One time I walked south of Dog Point into a pure sandy area and cast onto some promising looking breaking waves about 25 metres (80ft) from the shore. I caught and tagged a couple of nice brassy trevallys (Caranx papuensis)of about 2.5 kilograms (5.5 lbs) each so went a little further, round a corner. Here I cast right into the middle of a cresting wave and the lure stopped where it should not stop. “That’s weird”, I thought, and then the lure slowly and powerfully started moving towards Australia. “That’s great”, I thought, I have hundreds of metres of backing, there are no rocks and I was using 10 kilogram (22 lb) line. Bring it on! The fish pulled more and more line.
After about 10 minutes I managed to recover a little before it went out again and again and again. I think I had about 300 metres (980 ft) of line on the spool and I was anxiously watching it approaching the end before I managed to retrieve about 100 metres (328 ft) before it stopped again. The fish had to be well hooked and I thought I should be able to tire it out and land it. After about 30 minutes of struggle with neither of us winning it clearly found some kind of current where I could feel it just sitting “resting” while I applied the maximum tension I thought was safe. It did not seem to be progressively tiring and yet I was mentally and physically exhausted and my knees felt like jelly. The fish was almost certainly a giant trevally somewhere between 10 and 20 kilograms (22 & 44 lbs) but we were in stalemate. I can be stubborn but I was tired and it began to look as if I could not win. My family was round the corner and I had left my camera with them and so, I reasoned, even if I did land the fish I could not photograph it.
I would give myself 15 minutes more, then increase pressure till something happened. I let a little more time pass and finally decided that this was truly a great fish and had already given me an excellent fight. Usually, after a fish gives an excellent fight, it is sitting below us exhausted and defeated while we are triumphant but I felt that honors were even – I had not lost the fish but he had not escaped. I could simply wait hours till he did tire and my family arrived, or I could precipitate an outcome before either of us died of exhaustion. I thus tightened my drag slightly, went a little higher up the beach and slowly pulled harder and harder hoping the fish would come out of the current. Suddenly there was slight but definite movement, the fish had moved, and then came the feeling that we all know too well as the line parts.

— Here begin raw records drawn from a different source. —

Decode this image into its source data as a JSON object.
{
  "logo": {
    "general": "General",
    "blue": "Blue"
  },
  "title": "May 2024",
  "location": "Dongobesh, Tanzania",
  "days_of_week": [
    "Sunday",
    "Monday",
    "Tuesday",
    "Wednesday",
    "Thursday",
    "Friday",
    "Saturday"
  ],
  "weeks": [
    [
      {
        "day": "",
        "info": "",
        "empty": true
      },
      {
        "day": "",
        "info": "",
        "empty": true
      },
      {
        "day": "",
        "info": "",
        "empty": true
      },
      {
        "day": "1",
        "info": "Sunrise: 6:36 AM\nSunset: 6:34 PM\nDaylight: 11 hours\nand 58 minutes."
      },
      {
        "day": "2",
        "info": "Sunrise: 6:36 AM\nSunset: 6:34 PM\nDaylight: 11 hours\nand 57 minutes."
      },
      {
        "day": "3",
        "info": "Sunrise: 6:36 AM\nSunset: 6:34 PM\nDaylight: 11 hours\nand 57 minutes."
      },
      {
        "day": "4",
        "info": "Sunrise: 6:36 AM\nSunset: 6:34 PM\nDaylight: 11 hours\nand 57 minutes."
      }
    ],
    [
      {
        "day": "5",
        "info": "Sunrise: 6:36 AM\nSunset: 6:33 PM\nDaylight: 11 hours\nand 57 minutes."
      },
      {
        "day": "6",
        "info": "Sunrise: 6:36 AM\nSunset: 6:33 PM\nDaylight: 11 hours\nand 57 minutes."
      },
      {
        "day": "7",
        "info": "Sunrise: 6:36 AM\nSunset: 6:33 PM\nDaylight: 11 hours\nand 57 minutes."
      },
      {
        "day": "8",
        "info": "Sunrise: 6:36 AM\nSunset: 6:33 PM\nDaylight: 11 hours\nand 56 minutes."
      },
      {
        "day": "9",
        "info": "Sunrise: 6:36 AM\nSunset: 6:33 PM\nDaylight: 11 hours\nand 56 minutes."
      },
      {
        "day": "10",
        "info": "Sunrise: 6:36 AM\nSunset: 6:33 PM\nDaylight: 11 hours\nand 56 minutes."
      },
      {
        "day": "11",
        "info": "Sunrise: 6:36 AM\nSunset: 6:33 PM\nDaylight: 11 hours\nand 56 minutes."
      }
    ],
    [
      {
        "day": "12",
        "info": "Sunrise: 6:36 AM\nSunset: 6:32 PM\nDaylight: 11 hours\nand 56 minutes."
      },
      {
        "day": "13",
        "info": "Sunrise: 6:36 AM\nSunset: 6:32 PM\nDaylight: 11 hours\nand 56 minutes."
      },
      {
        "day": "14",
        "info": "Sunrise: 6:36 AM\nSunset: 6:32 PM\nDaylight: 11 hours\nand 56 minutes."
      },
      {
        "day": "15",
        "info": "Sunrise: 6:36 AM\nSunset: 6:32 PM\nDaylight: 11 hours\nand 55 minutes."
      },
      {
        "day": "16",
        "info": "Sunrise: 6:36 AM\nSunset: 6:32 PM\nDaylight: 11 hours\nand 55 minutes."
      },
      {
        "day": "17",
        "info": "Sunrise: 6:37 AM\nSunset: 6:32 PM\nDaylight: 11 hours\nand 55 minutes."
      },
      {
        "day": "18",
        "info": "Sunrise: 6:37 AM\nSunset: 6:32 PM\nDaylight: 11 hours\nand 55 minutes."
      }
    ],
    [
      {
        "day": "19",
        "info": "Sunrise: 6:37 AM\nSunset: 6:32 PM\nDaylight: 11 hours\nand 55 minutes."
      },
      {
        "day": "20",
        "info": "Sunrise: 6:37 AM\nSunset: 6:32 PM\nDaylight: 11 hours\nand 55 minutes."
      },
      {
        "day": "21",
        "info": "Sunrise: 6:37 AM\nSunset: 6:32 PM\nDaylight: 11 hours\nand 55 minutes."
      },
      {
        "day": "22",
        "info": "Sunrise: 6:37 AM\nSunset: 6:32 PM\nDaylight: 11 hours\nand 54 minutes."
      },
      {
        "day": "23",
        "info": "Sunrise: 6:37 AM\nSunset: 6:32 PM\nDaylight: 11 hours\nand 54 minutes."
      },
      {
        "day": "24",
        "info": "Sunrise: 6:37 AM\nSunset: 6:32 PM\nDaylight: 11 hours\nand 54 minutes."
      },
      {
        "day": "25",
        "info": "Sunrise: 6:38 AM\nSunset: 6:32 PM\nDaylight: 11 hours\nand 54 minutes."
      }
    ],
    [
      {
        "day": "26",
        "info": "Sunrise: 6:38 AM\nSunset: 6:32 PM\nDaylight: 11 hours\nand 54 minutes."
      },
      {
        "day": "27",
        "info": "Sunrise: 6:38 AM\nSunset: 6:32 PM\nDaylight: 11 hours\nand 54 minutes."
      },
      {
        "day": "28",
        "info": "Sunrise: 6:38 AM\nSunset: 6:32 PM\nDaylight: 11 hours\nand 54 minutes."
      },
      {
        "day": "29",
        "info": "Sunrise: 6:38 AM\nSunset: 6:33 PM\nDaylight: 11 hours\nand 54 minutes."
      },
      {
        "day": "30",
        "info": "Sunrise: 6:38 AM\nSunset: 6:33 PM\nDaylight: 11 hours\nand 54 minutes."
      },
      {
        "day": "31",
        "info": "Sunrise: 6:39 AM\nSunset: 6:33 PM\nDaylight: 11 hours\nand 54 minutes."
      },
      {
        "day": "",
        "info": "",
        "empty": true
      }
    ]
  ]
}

Light tackle fishing on the shores of northern KwaZulu Natal must truly be one of the most exciting, and potentially rewarding, fishing experiences possible. It is a truly beautiful and unspoilt area, inside a World Heritage Site and contains fish that most of us can only dream about. Over the years we all had the most amazing, world class but typically “African” fishing experiences and caught some truly amazing fish in areas so beautiful that they defy description.